transfer rate to L2 cache is
approximately 1,064 MBps (for DDR SDRAM 133 MHZ).



RDRAM
:

Rambus dynamic random access memory

is a radical departure from the
previous DRAM architecture. Designed by

Rambus
, RDRAM uses a

R
ambus in
-
line
memory module (RIMM)
, which is similar in size and pin configuration to a standard
DIMM. What makes RDRAM so different is its use of a special high
-
speed data bus called
the Rambus channel. RDRAM memory chips work in parallel to achieve a dat
a rate of 800
MHz, or 1,600 MBps. Since they operate at such high speeds, they generate much more heat
than other types of chips. To help dissipate the excess heat Rambus chips are fitted with a
heat spreader, which looks like a long thin wafer. Just like
there are smaller versions of
DIMMs, there are also SO
-
RIMMs, designed for notebook computers.



Credit Card Memory
: Credit card memory is a proprietary self
-
contained DRAM memory
module that plugs into a special slot for use in

notebook computers
.



PCMCIA Memory Card
: Another self
-
contained DRAM module for notebooks, cards of
this type are not proprietary and should work with any notebook computer whose system bus
matches the memory card's configura
tion.



CMOS RAM
: CMOS RAM is a term for the small amount of memory used by your
computer and some other devices to remember things like

hard disk

settings
--

see

Why does
my computer need a battery?

for details. This memory uses a small battery to provide it with
the power it needs to maintain the memory contents.



VRAM
:

VideoRAM
, also known as

multipor
t dynamic random access
memory

(MPDRAM), is a type of RAM used specifically for

video adapters

or 3
-
D
accelerators. The "multiport" part comes from the fact that VRAM normally has two
ind
ependent access ports instead of one, allowing the CPU and graphics processor to access
the RAM simultaneously. VRAM is located on the graphics card and comes in a variety of
formats, many of which are proprietary. The amount of VRAM is a determining facto
r in
the
resolution

and

color depth

of the display. VRAM is also used to hold graphics
-
specific
information such as
3
-
D geometry data

and texture maps.

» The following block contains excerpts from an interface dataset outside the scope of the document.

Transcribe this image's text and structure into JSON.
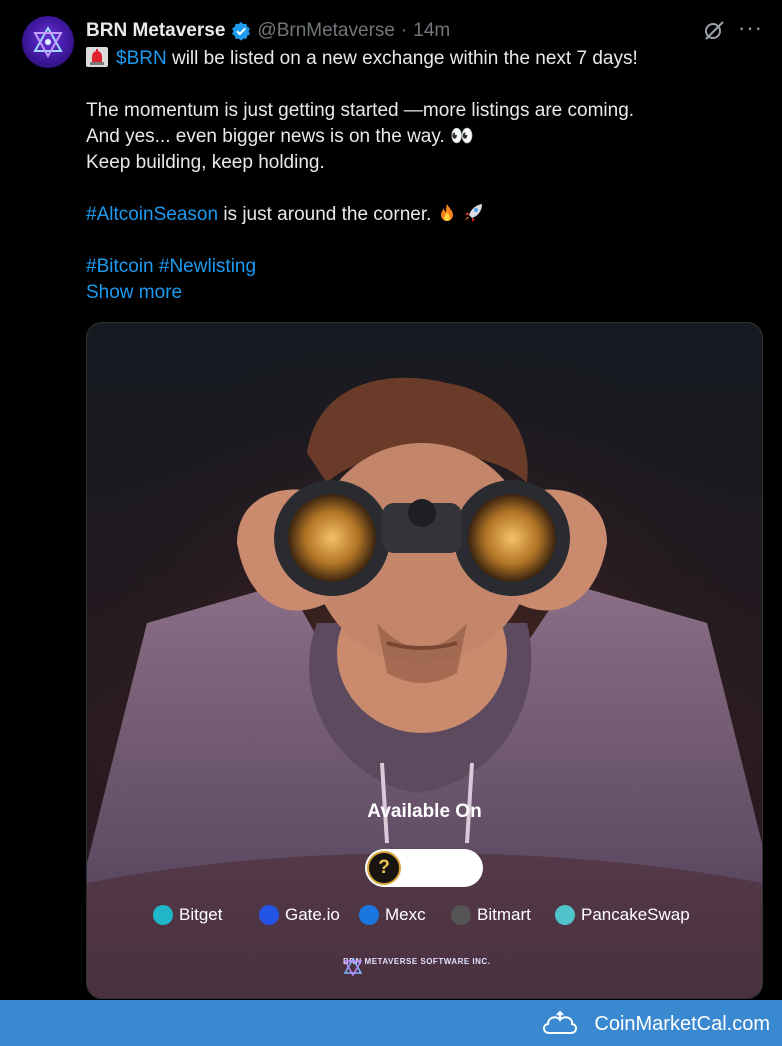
{
  "account": {
    "name": "BRN Metaverse",
    "handle": "@BrnMetaverse",
    "separator": "·",
    "time": "14m"
  },
  "icons": {
    "verified": "verified-badge-icon",
    "grok": "grok-icon",
    "more": "more-options-icon",
    "siren": "rotating-light-icon",
    "eyes": "eyes-icon",
    "fire": "fire-icon",
    "rocket": "rocket-icon"
  },
  "tweet": {
    "line1_ticker": "$BRN",
    "line1_text": " will be listed on a new exchange within the next 7 days!",
    "line2": "The momentum is just getting started —more listings are coming.",
    "line3": "And yes... even bigger news is on the way. ",
    "line4": "Keep building, keep holding.",
    "line5_tag": "#AltcoinSeason",
    "line5_text": "  is just around the corner. ",
    "line6_tag1": "#Bitcoin",
    "line6_tag2": "#Newlisting",
    "show_more": "Show more",
    "eyes_emoji": "👀"
  },
  "media": {
    "available_title": "Available On",
    "question_mark": "?",
    "exchanges": [
      "Bitget",
      "Gate.io",
      "Mexc",
      "Bitmart",
      "PancakeSwap"
    ],
    "footer": "BRN METAVERSE SOFTWARE INC."
  },
  "watermark": {
    "text": "CoinMarketCal.com"
  },
  "colors": {
    "link": "#1d9bf0",
    "background": "#000000",
    "watermark_bar": "#3a88d0",
    "verified": "#1d9bf0"
  }
}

True multiport VRAM tends to be
expensive, so today, many graphics cards use

SGRAM

(synchronous graphics RAM) instead.
Performance is nearly the same, but SGRAM is cheaper
.

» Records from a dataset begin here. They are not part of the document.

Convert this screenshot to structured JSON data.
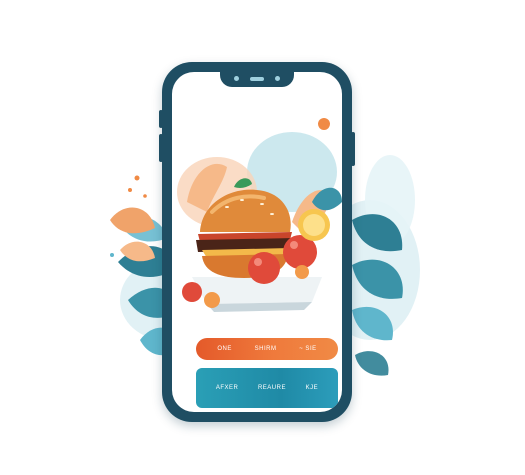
{
  "app": {
    "menu_row_top": [
      "ONE",
      "SHIRM",
      "~ SIE"
    ],
    "menu_row_bottom": [
      "AFXER",
      "REAURE",
      "KJE"
    ]
  },
  "colors": {
    "phone_frame": "#1f4e63",
    "accent_orange": "#e45a2a",
    "accent_teal": "#2a9fb6",
    "leaf_teal": "#5fb6cc",
    "leaf_orange": "#f0a36a"
  },
  "icons": {
    "hero": "burger-illustration-icon"
  }
}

ADC

Analog
-
to
-
Digital Converter

ALU

Arithmetic Logic Unit

ANSI

American
National Standards Institute

ASCII

American Standard Code for Information Interchange

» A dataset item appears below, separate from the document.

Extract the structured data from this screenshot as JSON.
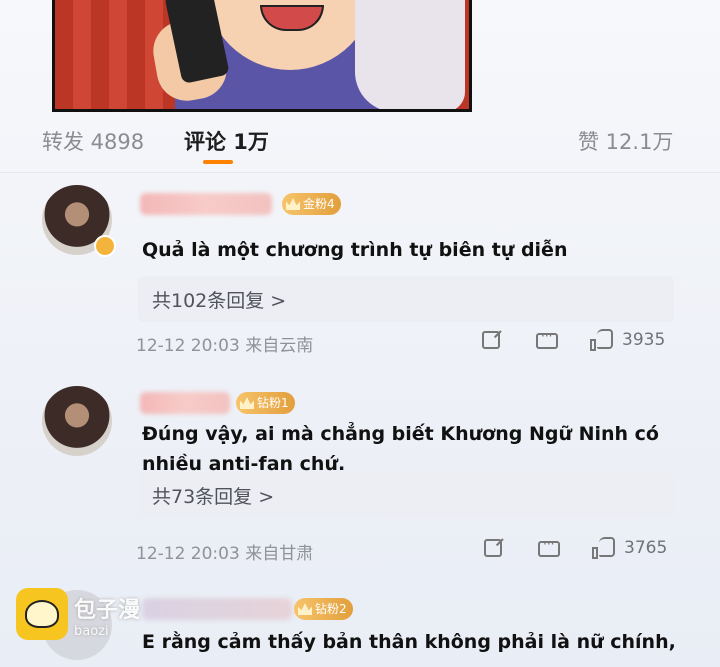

BASIC

Beginner's All
-
purpose Symbolic Instruction

Code

BIOS

Basic Input/Output System

BMP

Bitmap

BSOD

Blue Screen of Death

CAD

Computer
-
Aided Design

Cc

Carbon Copy

CD

Compact Disc

CD
-
R

Compact Disc Recordable

CD
-
ROM

Compact Disc Read
-
Only Memory

CD
-
RW

Compact Disc
Re
-
Writable

CPU

Central Processing Unit

DBMS

Database Management System

DDR

Double D
ata Rate

DDR2

Double Data Rate 2

DDR3

Double Data Rate Type 3

DOS

Disk Operating
System

DPI

Dots Per Inch

DRAM

Dynamic Random Access Memory

DVD

Digital Versatile
Disc

DVD+R

Digital Versatile Disc Recordable

DVD+RW

Digital Versatile Disk Rewritable

DVD
-
R

Digital Versatile Disc Recordable

DVD
-
RAM

Digital Versatile Disc Random Access Memory

DVD
-
RW

Digital Versatile Disk Rewritable

ENIAC


Electronic Numerical Integrator And Computer

Extended Binary Coded Decimal Interchange Code

(
EBCDIC
)


OCR
Optical character recognition

MICR
Magnetic
ink character recognition

USB

Universal Serial Bus

HTTP

HyperText Transfer Protocol

HTTPS

HyperText Transport Protocol Secure

VPN

Virtual Private Network